Pretty amazing the tasks they ask you to do "on the fly": Yesterday we fixed the passport scanner, today you have to write a piece of code which scans all the boarding passes in your environment (no one said they all carry them in the hand, and show it to you), and while waiting in the gangway you also have to identify your designated seat. Because, you know, you are such a good hacker you lost your boarding pass on the way from the gate to the plane ;-)
Task 1: Scan all the boarding passes with your phone camera, extract the code, and apply binary pattern matching to identify which seats exist. The airline has a pretty complex scheme going on, which depends on binary space partitioning. Find the highest seat number on the plane.
Task 2: Use the scanned data and find your seat. Seat belts sign is already on and you are still hacking in the gangway, hurry up! The only information you have: your seat exists, it's not the first and last one, and the seats next to yours (-1, +1) exist.
Continue reading "Advent of Code 2020: "Binary Boarding" - Day 5"
The challenge for day 4 is more suited for databases. The input is fuzzy, but with a CTE or two I should be able to clean it up. Solved the first part already with the kid earlier, but we decided to skip part two: mainly because it involved more complex string operations (best suited for regex operations), which is something the kid hasn't learned yet.
Task 1: The airport is busy, and the passport scanners do not function correctly. Wondering why every airport seems to be the same mess, but oh well. Anyway, being someone who can do some IT support they ask you to basically hack this thing on the fly and implement passport verification. If that would be possible on a real-world airport ... In addition to all the IT problems there, some people arrive with an ID which was issued by some "North Pole" organization which is not an official government body. But because everyone is waiting in line the people in charge decide to accept this ID as well. Only problem: this ID does not have a "Country ID" code. Your task, if you accept it: check the input data and if only the cid (Country ID) is missing, then accept this non-passport as valid document.
Task 2: Lines are getting longer and longer, and there are still problems with some passports. Your task is to apply additional validation on the fuzzy data which comes from the scanners. The task does not say what happens to people with invalid ID documents, but one can only assume that they cannot board the plane.
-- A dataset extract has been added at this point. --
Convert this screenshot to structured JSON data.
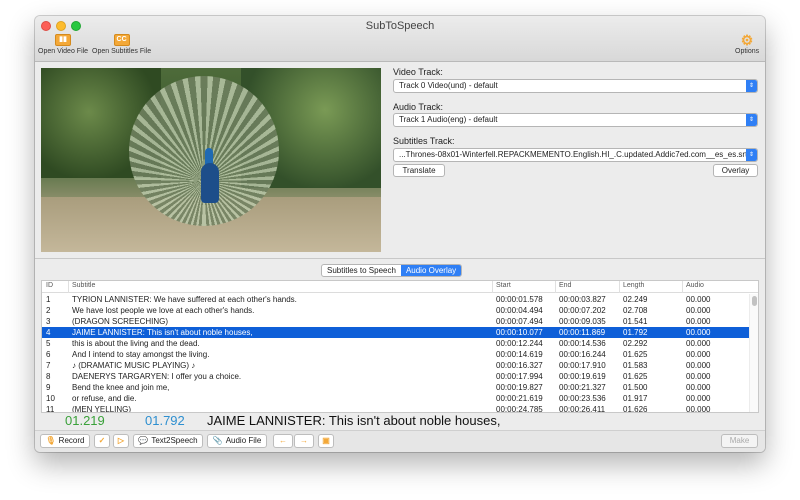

Continue reading "Advent of Code 2020: "Passport Processing" - Day 4"
Have to admit, on first glance this challenge looks a bit complicated. It's well suited for languages which can do string manipulations, but it's not well suited for PostgreSQL. Earlier today I already looked at this problem together with the kid, in Python. Therefore I already knew that I have to jump multiple rows as well. To sum it up: adjust x, including overruns, jump multiple rows in y direction, count trees along the way. All in a single SQL query.
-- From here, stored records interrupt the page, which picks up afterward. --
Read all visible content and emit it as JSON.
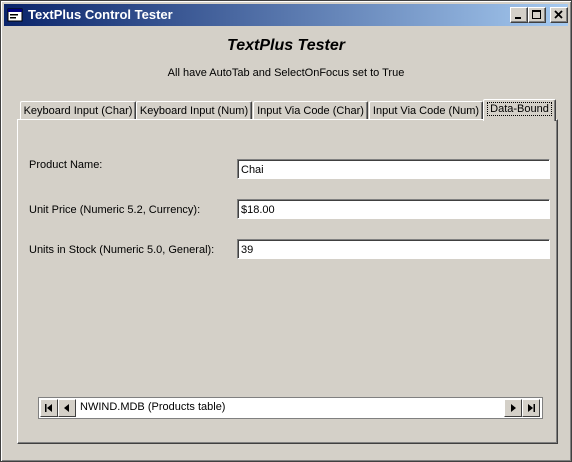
{
  "window": {
    "title": "TextPlus Control Tester"
  },
  "header": {
    "title": "TextPlus Tester",
    "subtitle": "All have AutoTab and SelectOnFocus set to True"
  },
  "tabs": [
    {
      "label": "Keyboard Input (Char)"
    },
    {
      "label": "Keyboard Input (Num)"
    },
    {
      "label": "Input Via Code (Char)"
    },
    {
      "label": "Input Via Code (Num)"
    },
    {
      "label": "Data-Bound",
      "active": true
    }
  ],
  "form": {
    "product_name": {
      "label": "Product Name:",
      "value": "Chai"
    },
    "unit_price": {
      "label": "Unit Price (Numeric 5.2, Currency):",
      "value": "$18.00"
    },
    "units_in_stock": {
      "label": "Units in Stock (Numeric 5.0, General):",
      "value": "39"
    }
  },
  "data_control": {
    "caption": "NWIND.MDB (Products table)"
  },
  "colors": {
    "titlebar_start": "#0a246a",
    "titlebar_end": "#a6caf0",
    "face": "#d4d0c8"
  }
}
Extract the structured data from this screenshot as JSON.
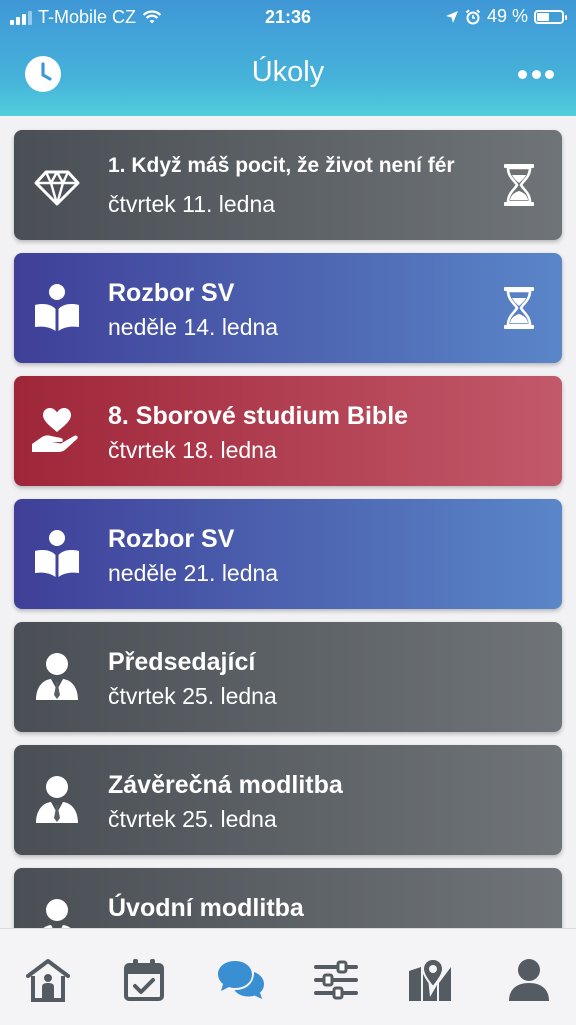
{
  "status_bar": {
    "carrier": "T-Mobile CZ",
    "time": "21:36",
    "battery": "49 %"
  },
  "header": {
    "title": "Úkoly",
    "left_icon": "clock-icon",
    "right_icon": "more-icon"
  },
  "colors": {
    "header_top": "#3f97d6",
    "header_bottom": "#52cedc",
    "gray_card": "#5b6066",
    "blue_card": "#4a5fb0",
    "red_card": "#b03a4e",
    "tab_active": "#3a8fd3",
    "tab_inactive": "#555b62"
  },
  "tasks": [
    {
      "title": "1. Když máš pocit, že život není fér",
      "date": "čtvrtek 11. ledna",
      "style": "gray",
      "icon": "diamond-icon",
      "pending": true
    },
    {
      "title": "Rozbor SV",
      "date": "neděle 14. ledna",
      "style": "blue",
      "icon": "bible-reader-icon",
      "pending": true
    },
    {
      "title": "8. Sborové studium Bible",
      "date": "čtvrtek 18. ledna",
      "style": "red",
      "icon": "heart-hand-icon",
      "pending": false
    },
    {
      "title": "Rozbor SV",
      "date": "neděle 21. ledna",
      "style": "blue",
      "icon": "bible-reader-icon",
      "pending": false
    },
    {
      "title": "Předsedající",
      "date": "čtvrtek 25. ledna",
      "style": "gray",
      "icon": "person-tie-icon",
      "pending": false
    },
    {
      "title": "Závěrečná modlitba",
      "date": "čtvrtek 25. ledna",
      "style": "gray",
      "icon": "person-tie-icon",
      "pending": false
    },
    {
      "title": "Úvodní modlitba",
      "date": "",
      "style": "gray",
      "icon": "person-tie-icon",
      "pending": false
    }
  ],
  "tabbar": {
    "items": [
      {
        "icon": "kingdom-hall-icon",
        "active": false
      },
      {
        "icon": "calendar-check-icon",
        "active": false
      },
      {
        "icon": "chat-bubbles-icon",
        "active": true
      },
      {
        "icon": "sliders-icon",
        "active": false
      },
      {
        "icon": "map-pin-icon",
        "active": false
      },
      {
        "icon": "user-icon",
        "active": false
      }
    ]
  }
}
Decided to do the map search in a pl/pgSQL instead, and write a function for it.
Task 1: you get a map of "." and "#", where the "#" are trees. You get instructions to move a certain number of steps into x and y direction, and see if there is a tree. Then repeat until the end of the map. A detail problem is that the number of fields in x direction is smaller than the y direction. There are no clear instructions how to handle this, but the correct solution is to just start at the leftmost position again.
Task 2: Repeat the task from task 1, but 5 times with 5 different instructions for x and y movement. The resulting numbers are to be multiplied.
Continue reading "Advent of Code 2020: "Toboggan Trajectory" - Day 3"
Day 2, another challenge: fix a broken password database. In order to do that, the passwords which violate the policy must be identified.
Task 1: I get a string, consisting of 2 numbers, a letter, and a password string. Check how many passwords have count(letter) which is between number 1 and number 2.
Task 2: The numbers are positions in the password string (beginning by 1, not 0). Exactly one of the two letters in the string must match the letter.
Continue reading "Advent of Code 2020: "Password Philosophy" - Day 2"
Started "Advent of Code" with the kid, the kid is polishing the Python (and English) skills. I thought I better do this in SQL.
The Task 1 for "Day 1" is: you get 200 numbers from the accounting department, find the two which in sum are 2020. This two numbers multiplied is the result of the task.
Task 2 is like task 1, except it's using three numbers. All three in sum will be 2020, and then multiply these three and that is the result.
Continue reading "Advent of Code 2020: "Report Repair" - Day 1"
Let's say I have a Django app "users". The admin menu shows this as category "Users". That's ok, but if the website users speak another language I want this name translated. Also I'm not necessarily using "Users" as name in the admin menu as section name, but can use something more descriptive. "Website Users", as example.
Continue reading "Django: Change or translate the app name in the admin menu"